HoG Handbook



Medicaid is an assistance program that pays certain medical expenses for low-income people. The federal government sets guidelines, but each state runs the program differently. The program covers basic health services. For children under 18 years old, there are special services such as dental care, screening exams, and immunization programs. In some states, Medicaid can provide transportation  to medical appointments. Doctor shaking hands

Anyone who receives Supplemental Security Income (SSI) or Temporary Assistance to Needy Families (TANF) automatically receives Medicaid. SSI and TANF are assistance payments to low-income people. Some people are eligible for both Medicare and Medicaid.

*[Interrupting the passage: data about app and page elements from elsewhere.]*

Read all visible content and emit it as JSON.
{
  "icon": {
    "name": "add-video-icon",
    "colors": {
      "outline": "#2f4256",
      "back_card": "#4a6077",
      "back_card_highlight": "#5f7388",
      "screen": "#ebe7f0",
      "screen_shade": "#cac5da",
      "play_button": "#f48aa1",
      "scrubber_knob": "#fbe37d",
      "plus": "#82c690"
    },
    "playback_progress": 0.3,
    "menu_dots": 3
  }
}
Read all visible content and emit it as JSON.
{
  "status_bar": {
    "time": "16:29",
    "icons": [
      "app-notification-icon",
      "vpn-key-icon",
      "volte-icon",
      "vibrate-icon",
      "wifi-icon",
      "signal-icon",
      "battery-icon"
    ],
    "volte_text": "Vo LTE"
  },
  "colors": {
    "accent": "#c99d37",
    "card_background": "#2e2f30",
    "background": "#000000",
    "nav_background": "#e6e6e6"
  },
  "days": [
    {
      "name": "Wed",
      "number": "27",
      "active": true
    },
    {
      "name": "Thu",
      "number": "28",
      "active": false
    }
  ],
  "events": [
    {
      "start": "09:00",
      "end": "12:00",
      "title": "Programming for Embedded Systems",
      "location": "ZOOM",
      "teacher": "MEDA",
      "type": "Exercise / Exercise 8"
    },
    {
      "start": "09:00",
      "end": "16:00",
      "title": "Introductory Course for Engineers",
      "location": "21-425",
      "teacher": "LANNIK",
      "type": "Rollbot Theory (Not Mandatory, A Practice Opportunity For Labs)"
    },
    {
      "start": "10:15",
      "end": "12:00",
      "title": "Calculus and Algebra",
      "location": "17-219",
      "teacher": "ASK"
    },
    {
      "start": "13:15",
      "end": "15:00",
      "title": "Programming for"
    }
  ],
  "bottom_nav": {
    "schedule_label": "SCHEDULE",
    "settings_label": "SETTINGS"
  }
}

Persons who receive Medicaid generally do not pay for medical services, except in some cases when a co-pay is requested. This amount can vary. Medicaid pays the medical provider directly for services rendered. However, not all providers are part of the program. Many do not accept patients on Medicaid. It is important that Medicaid recipients always confirm a provider accepts their Medicaid and that Medicaid will cover the needed service(s) or item(s). Otherwise, the patient will be billed. Call the customer service number on the Medicaid card to find providers who accept Medicaid.

Even if you are not eligible for SSI or TANF, you may still be able to receive Medicaid. There are several Medicaid programs for which you could possibly qualify. If your income is too high to qualify for SSI or TANF, but your medical expenses are high, you may still be able to receive Medicaid (through a program called “Medically Needy”). Another Medicaid program called "Right from the Start Medicaid" has higher income limits and is for pregnant women and young children.

If you are interested in applying for Medicaid, contact your local Department of Family and Children Services. Your HTC social worker can also assist you.